(Material provided Opens)

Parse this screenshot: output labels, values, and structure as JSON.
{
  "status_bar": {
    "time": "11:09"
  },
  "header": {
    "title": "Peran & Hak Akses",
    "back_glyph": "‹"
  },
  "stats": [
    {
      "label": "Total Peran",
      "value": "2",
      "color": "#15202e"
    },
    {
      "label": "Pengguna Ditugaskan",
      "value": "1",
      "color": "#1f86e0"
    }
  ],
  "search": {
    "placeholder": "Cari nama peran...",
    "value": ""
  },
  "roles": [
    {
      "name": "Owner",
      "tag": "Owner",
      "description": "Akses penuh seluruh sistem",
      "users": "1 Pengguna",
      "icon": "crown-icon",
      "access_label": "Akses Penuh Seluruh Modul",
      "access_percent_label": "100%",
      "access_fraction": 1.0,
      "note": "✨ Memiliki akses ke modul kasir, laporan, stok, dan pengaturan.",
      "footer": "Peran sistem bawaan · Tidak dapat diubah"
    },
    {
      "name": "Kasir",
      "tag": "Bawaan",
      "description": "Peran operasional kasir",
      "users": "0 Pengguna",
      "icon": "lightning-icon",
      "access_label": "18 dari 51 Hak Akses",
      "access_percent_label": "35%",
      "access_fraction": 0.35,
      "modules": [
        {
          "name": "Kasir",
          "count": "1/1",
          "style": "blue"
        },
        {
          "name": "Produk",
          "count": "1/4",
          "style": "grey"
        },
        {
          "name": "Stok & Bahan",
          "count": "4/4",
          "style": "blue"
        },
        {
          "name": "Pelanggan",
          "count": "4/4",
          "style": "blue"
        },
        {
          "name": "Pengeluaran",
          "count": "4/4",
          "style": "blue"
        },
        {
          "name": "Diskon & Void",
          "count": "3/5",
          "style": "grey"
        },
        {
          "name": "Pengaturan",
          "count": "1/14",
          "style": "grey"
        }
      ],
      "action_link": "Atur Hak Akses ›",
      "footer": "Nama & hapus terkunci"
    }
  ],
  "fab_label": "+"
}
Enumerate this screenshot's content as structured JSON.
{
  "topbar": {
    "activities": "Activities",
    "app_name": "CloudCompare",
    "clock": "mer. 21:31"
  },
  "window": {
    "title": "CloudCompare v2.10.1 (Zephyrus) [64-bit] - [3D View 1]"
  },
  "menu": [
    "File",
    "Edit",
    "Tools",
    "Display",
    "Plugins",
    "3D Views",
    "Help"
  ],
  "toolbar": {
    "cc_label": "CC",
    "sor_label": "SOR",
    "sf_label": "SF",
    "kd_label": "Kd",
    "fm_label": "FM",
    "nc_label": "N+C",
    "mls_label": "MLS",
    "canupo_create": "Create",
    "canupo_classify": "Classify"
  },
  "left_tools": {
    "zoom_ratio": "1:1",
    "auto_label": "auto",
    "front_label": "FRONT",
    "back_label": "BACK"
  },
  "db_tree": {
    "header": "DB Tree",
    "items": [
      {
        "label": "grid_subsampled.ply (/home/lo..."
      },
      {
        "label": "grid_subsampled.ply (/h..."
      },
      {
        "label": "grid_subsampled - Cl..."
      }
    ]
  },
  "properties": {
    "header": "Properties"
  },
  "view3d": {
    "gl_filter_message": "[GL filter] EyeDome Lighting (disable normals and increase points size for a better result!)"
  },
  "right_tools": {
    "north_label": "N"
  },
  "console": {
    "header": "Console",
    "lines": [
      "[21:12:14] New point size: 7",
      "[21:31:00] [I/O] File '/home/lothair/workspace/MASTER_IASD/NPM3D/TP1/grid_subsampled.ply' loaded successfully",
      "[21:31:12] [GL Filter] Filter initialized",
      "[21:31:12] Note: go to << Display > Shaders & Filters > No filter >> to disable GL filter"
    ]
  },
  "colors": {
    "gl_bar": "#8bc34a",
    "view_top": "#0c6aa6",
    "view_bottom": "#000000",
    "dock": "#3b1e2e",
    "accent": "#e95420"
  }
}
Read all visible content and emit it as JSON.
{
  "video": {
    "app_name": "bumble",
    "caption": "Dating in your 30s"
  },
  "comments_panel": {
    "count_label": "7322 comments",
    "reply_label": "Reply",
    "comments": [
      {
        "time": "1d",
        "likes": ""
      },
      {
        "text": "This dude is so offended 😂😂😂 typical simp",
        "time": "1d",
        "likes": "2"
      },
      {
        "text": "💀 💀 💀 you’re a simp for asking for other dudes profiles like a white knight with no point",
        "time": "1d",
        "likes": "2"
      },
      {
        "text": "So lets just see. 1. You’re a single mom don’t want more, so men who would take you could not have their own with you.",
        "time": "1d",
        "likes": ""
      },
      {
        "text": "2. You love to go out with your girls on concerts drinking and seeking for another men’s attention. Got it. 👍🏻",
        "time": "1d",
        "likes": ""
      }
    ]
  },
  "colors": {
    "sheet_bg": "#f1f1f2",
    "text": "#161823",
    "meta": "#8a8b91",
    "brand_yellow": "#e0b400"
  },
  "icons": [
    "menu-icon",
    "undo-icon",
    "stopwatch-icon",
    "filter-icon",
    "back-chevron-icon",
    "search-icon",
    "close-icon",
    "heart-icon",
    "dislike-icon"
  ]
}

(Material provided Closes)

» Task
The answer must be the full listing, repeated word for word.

» Answer space
Parse this screenshot: output labels, values, and structure as JSON.
{
  "status_bar": {
    "time": "11:09"
  },
  "header": {
    "title": "Peran & Hak Akses",
    "back_glyph": "‹"
  },
  "stats": [
    {
      "label": "Total Peran",
      "value": "2",
      "color": "#15202e"
    },
    {
      "label": "Pengguna Ditugaskan",
      "value": "1",
      "color": "#1f86e0"
    }
  ],
  "search": {
    "placeholder": "Cari nama peran...",
    "value": ""
  },
  "roles": [
    {
      "name": "Owner",
      "tag": "Owner",
      "description": "Akses penuh seluruh sistem",
      "users": "1 Pengguna",
      "icon": "crown-icon",
      "access_label": "Akses Penuh Seluruh Modul",
      "access_percent_label": "100%",
      "access_fraction": 1.0,
      "note": "✨ Memiliki akses ke modul kasir, laporan, stok, dan pengaturan.",
      "footer": "Peran sistem bawaan · Tidak dapat diubah"
    },
    {
      "name": "Kasir",
      "tag": "Bawaan",
      "description": "Peran operasional kasir",
      "users": "0 Pengguna",
      "icon": "lightning-icon",
      "access_label": "18 dari 51 Hak Akses",
      "access_percent_label": "35%",
      "access_fraction": 0.35,
      "modules": [
        {
          "name": "Kasir",
          "count": "1/1",
          "style": "blue"
        },
        {
          "name": "Produk",
          "count": "1/4",
          "style": "grey"
        },
        {
          "name": "Stok & Bahan",
          "count": "4/4",
          "style": "blue"
        },
        {
          "name": "Pelanggan",
          "count": "4/4",
          "style": "blue"
        },
        {
          "name": "Pengeluaran",
          "count": "4/4",
          "style": "blue"
        },
        {
          "name": "Diskon & Void",
          "count": "3/5",
          "style": "grey"
        },
        {
          "name": "Pengaturan",
          "count": "1/14",
          "style": "grey"
        }
      ],
      "action_link": "Atur Hak Akses ›",
      "footer": "Nama & hapus terkunci"
    }
  ],
  "fab_label": "+"
}
Enumerate this screenshot's content as structured JSON.
{
  "topbar": {
    "activities": "Activities",
    "app_name": "CloudCompare",
    "clock": "mer. 21:31"
  },
  "window": {
    "title": "CloudCompare v2.10.1 (Zephyrus) [64-bit] - [3D View 1]"
  },
  "menu": [
    "File",
    "Edit",
    "Tools",
    "Display",
    "Plugins",
    "3D Views",
    "Help"
  ],
  "toolbar": {
    "cc_label": "CC",
    "sor_label": "SOR",
    "sf_label": "SF",
    "kd_label": "Kd",
    "fm_label": "FM",
    "nc_label": "N+C",
    "mls_label": "MLS",
    "canupo_create": "Create",
    "canupo_classify": "Classify"
  },
  "left_tools": {
    "zoom_ratio": "1:1",
    "auto_label": "auto",
    "front_label": "FRONT",
    "back_label": "BACK"
  },
  "db_tree": {
    "header": "DB Tree",
    "items": [
      {
        "label": "grid_subsampled.ply (/home/lo..."
      },
      {
        "label": "grid_subsampled.ply (/h..."
      },
      {
        "label": "grid_subsampled - Cl..."
      }
    ]
  },
  "properties": {
    "header": "Properties"
  },
  "view3d": {
    "gl_filter_message": "[GL filter] EyeDome Lighting (disable normals and increase points size for a better result!)"
  },
  "right_tools": {
    "north_label": "N"
  },
  "console": {
    "header": "Console",
    "lines": [
      "[21:12:14] New point size: 7",
      "[21:31:00] [I/O] File '/home/lothair/workspace/MASTER_IASD/NPM3D/TP1/grid_subsampled.ply' loaded successfully",
      "[21:31:12] [GL Filter] Filter initialized",
      "[21:31:12] Note: go to << Display > Shaders & Filters > No filter >> to disable GL filter"
    ]
  },
  "colors": {
    "gl_bar": "#8bc34a",
    "view_top": "#0c6aa6",
    "view_bottom": "#000000",
    "dock": "#3b1e2e",
    "accent": "#e95420"
  }
}
Read all visible content and emit it as JSON.
{
  "video": {
    "app_name": "bumble",
    "caption": "Dating in your 30s"
  },
  "comments_panel": {
    "count_label": "7322 comments",
    "reply_label": "Reply",
    "comments": [
      {
        "time": "1d",
        "likes": ""
      },
      {
        "text": "This dude is so offended 😂😂😂 typical simp",
        "time": "1d",
        "likes": "2"
      },
      {
        "text": "💀 💀 💀 you’re a simp for asking for other dudes profiles like a white knight with no point",
        "time": "1d",
        "likes": "2"
      },
      {
        "text": "So lets just see. 1. You’re a single mom don’t want more, so men who would take you could not have their own with you.",
        "time": "1d",
        "likes": ""
      },
      {
        "text": "2. You love to go out with your girls on concerts drinking and seeking for another men’s attention. Got it. 👍🏻",
        "time": "1d",
        "likes": ""
      }
    ]
  },
  "colors": {
    "sheet_bg": "#f1f1f2",
    "text": "#161823",
    "meta": "#8a8b91",
    "brand_yellow": "#e0b400"
  },
  "icons": [
    "menu-icon",
    "undo-icon",
    "stopwatch-icon",
    "filter-icon",
    "back-chevron-icon",
    "search-icon",
    "close-icon",
    "heart-icon",
    "dislike-icon"
  ]
}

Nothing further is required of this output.